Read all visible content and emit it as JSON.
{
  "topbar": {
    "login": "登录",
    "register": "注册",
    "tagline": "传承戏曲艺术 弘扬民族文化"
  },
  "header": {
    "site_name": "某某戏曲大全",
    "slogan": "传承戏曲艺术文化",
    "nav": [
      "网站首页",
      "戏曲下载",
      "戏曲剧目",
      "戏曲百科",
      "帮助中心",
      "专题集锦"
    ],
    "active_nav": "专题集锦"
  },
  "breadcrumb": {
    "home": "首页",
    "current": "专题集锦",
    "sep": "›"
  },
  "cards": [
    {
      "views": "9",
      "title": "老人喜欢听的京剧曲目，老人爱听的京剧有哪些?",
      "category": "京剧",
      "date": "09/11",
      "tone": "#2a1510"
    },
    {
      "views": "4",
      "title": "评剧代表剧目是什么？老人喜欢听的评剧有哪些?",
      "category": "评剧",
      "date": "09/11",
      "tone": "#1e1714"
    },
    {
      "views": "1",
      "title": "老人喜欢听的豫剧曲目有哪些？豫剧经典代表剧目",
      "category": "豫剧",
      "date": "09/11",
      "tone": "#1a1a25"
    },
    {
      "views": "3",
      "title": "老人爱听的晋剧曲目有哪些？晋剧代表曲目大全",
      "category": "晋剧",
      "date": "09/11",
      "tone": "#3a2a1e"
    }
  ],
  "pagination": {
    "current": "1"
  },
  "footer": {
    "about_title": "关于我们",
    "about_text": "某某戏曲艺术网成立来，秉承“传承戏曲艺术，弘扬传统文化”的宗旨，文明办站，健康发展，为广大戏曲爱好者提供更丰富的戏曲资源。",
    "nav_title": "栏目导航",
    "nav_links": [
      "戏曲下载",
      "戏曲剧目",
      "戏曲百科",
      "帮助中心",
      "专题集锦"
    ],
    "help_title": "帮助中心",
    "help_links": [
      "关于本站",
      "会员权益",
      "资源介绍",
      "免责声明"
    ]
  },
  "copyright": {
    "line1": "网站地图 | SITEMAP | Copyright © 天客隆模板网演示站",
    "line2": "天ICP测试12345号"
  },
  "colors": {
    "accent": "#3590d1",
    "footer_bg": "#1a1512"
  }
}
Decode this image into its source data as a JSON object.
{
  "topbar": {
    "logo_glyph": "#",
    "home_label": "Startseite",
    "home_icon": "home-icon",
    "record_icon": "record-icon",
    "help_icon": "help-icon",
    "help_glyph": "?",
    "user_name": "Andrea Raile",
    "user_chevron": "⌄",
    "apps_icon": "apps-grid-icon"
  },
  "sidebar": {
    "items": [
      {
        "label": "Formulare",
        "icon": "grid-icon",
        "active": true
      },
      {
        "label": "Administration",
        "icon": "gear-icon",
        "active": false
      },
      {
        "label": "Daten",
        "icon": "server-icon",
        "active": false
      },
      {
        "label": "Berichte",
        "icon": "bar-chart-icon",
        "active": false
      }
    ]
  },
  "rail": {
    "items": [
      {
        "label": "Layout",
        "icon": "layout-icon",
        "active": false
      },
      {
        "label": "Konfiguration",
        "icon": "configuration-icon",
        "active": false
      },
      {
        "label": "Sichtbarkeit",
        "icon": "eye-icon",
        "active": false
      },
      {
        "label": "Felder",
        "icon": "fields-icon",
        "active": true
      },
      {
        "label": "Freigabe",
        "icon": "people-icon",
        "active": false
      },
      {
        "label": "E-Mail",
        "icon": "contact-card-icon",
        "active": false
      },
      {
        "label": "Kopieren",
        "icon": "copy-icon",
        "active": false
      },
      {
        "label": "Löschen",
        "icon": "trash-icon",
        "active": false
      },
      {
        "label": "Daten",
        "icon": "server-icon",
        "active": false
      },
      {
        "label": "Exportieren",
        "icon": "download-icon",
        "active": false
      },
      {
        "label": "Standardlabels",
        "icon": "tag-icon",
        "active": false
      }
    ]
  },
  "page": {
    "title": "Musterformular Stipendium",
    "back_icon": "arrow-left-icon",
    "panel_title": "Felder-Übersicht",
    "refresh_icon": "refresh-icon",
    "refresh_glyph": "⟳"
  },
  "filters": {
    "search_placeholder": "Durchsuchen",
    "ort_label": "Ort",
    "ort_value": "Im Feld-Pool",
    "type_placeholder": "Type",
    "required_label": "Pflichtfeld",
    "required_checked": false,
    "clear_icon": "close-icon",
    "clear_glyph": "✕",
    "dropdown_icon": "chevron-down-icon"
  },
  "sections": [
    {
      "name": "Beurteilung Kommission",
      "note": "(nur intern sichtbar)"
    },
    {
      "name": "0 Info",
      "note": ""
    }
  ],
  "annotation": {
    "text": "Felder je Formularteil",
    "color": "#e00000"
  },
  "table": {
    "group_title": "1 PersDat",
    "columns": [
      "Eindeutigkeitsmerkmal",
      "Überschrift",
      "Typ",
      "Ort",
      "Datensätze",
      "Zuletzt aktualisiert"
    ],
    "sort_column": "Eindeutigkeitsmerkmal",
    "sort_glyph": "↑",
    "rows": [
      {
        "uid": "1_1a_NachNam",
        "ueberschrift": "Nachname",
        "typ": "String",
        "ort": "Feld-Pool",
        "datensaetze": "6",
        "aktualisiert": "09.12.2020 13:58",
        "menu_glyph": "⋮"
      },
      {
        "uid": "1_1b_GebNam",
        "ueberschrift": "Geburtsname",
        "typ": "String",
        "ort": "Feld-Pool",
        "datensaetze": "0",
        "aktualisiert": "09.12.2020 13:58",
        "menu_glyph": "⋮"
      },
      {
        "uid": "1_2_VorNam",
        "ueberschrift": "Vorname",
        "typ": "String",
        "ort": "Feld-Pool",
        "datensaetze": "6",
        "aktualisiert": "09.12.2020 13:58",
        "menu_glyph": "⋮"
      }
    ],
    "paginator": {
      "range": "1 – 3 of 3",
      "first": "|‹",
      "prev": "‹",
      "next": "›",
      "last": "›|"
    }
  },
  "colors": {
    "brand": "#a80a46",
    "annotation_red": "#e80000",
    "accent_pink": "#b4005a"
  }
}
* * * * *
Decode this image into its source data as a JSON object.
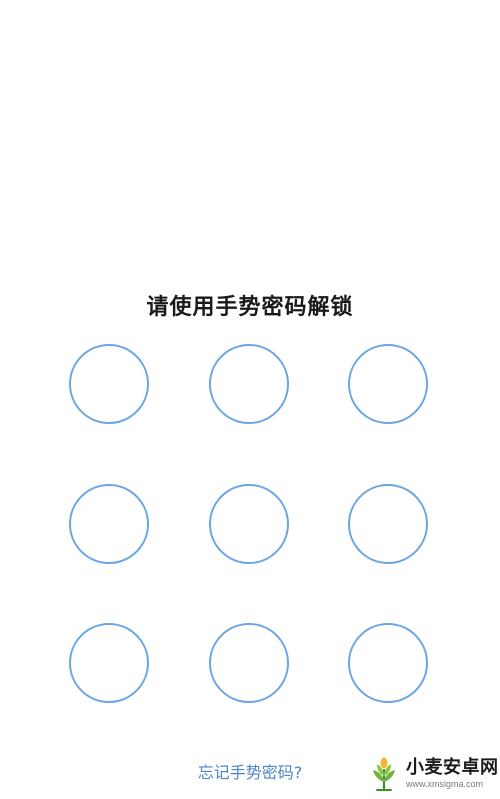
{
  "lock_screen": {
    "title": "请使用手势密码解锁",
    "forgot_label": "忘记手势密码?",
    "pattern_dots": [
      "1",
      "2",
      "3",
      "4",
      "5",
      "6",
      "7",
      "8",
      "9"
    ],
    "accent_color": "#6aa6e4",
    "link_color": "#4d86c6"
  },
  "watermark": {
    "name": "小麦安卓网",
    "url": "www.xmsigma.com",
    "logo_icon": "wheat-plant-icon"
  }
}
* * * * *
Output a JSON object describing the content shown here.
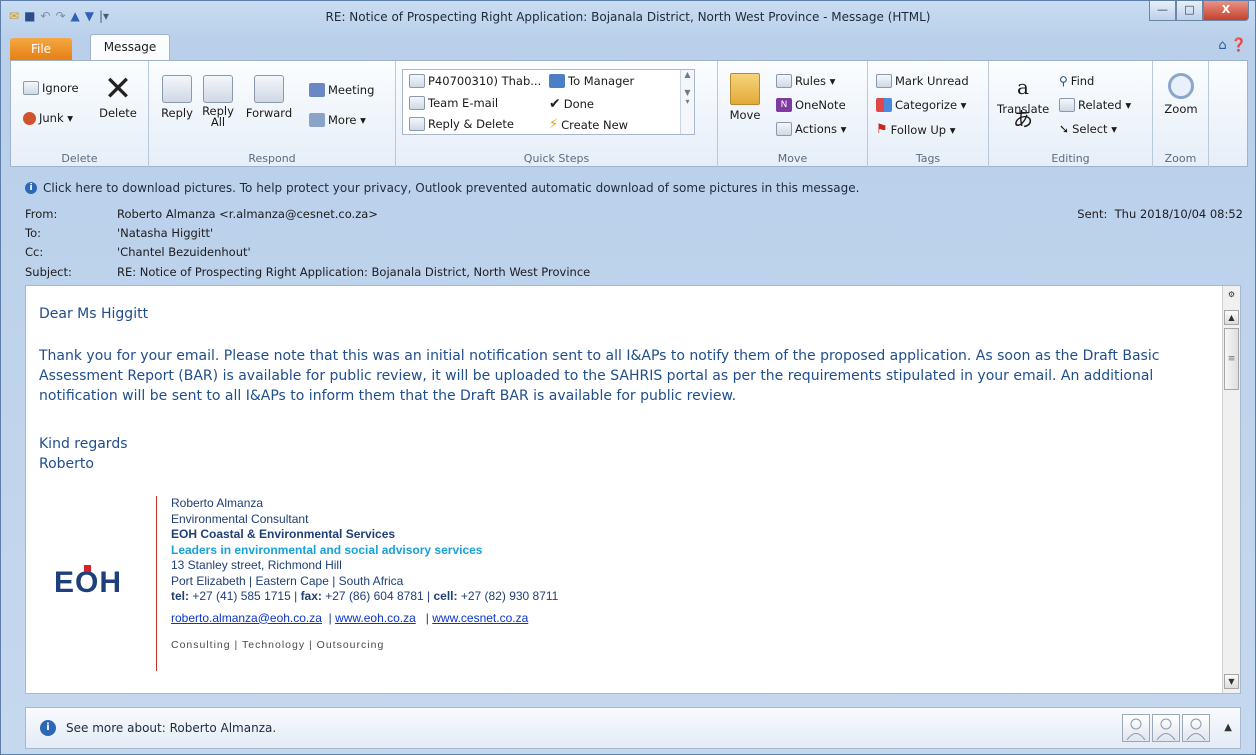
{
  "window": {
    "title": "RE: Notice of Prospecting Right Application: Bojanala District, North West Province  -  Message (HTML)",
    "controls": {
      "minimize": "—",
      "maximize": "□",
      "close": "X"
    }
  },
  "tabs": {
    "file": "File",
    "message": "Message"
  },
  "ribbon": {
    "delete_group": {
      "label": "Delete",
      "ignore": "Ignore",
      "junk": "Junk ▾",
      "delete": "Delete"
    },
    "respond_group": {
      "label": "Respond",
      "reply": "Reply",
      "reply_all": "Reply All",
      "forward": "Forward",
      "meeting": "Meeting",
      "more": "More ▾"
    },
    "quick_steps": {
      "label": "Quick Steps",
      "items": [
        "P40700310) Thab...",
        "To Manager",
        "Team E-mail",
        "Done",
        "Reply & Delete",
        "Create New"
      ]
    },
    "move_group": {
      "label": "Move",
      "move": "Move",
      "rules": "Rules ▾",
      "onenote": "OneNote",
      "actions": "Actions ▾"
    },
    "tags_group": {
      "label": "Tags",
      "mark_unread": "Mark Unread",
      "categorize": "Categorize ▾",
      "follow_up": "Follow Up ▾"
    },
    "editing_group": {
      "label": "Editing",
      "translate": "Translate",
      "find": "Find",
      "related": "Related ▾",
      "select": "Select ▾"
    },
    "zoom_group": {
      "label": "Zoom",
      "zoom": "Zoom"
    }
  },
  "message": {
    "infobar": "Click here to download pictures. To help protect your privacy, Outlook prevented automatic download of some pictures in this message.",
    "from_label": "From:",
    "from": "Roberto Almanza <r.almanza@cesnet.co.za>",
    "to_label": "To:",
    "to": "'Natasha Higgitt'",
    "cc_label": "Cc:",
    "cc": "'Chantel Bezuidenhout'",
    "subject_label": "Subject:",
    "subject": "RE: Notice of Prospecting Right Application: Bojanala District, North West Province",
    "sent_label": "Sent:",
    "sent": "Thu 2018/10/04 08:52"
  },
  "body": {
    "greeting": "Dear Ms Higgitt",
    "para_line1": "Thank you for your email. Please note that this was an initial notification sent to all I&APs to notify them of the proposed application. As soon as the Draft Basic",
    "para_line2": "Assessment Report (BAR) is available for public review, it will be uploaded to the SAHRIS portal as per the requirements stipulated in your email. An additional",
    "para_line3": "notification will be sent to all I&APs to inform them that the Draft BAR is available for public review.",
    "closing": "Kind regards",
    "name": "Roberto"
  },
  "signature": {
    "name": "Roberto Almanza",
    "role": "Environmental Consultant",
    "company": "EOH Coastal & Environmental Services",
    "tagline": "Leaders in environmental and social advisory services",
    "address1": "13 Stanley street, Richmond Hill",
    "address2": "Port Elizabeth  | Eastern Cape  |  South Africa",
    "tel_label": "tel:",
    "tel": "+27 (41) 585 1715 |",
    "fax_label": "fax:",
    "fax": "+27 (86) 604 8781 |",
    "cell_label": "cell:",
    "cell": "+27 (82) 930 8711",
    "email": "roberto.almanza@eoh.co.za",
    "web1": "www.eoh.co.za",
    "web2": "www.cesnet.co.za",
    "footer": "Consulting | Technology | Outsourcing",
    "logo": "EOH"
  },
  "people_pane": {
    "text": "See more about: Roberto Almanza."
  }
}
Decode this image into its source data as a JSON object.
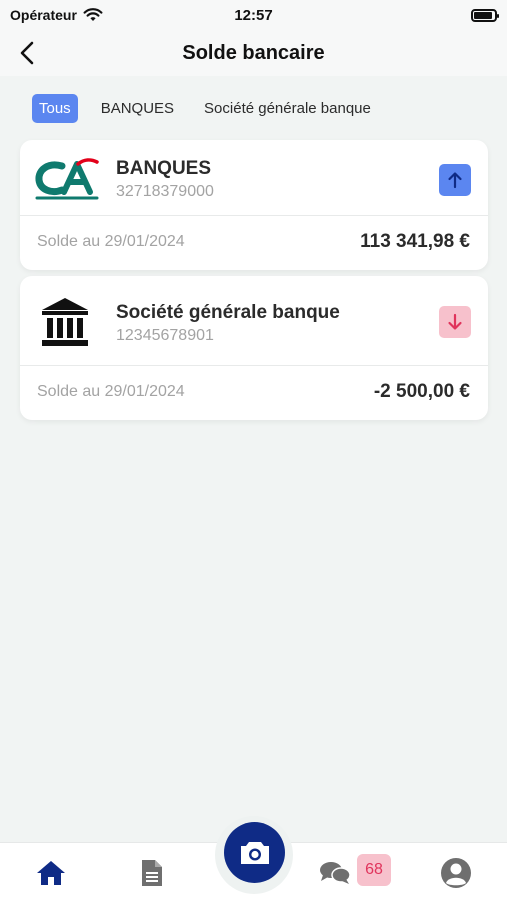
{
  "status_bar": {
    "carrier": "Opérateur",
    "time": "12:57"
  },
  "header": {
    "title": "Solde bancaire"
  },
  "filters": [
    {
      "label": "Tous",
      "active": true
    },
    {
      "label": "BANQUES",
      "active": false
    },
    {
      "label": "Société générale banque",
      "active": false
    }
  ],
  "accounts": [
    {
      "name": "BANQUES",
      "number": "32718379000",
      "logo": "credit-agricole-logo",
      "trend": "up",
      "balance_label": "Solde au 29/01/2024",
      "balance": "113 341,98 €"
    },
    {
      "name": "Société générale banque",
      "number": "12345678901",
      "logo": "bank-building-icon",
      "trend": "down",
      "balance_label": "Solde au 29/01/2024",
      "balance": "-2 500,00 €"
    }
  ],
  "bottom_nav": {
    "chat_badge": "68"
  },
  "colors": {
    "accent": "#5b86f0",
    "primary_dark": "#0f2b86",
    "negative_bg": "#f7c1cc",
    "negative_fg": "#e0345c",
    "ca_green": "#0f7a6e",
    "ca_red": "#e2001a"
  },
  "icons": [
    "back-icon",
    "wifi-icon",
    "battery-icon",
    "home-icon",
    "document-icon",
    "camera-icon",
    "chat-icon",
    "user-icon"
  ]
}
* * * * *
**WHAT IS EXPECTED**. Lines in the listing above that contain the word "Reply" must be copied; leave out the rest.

**SOLUTION TO THIS TASK**.
      "reply": "Reply",
      "reply_all": "Reply All",
        "Reply & Delete",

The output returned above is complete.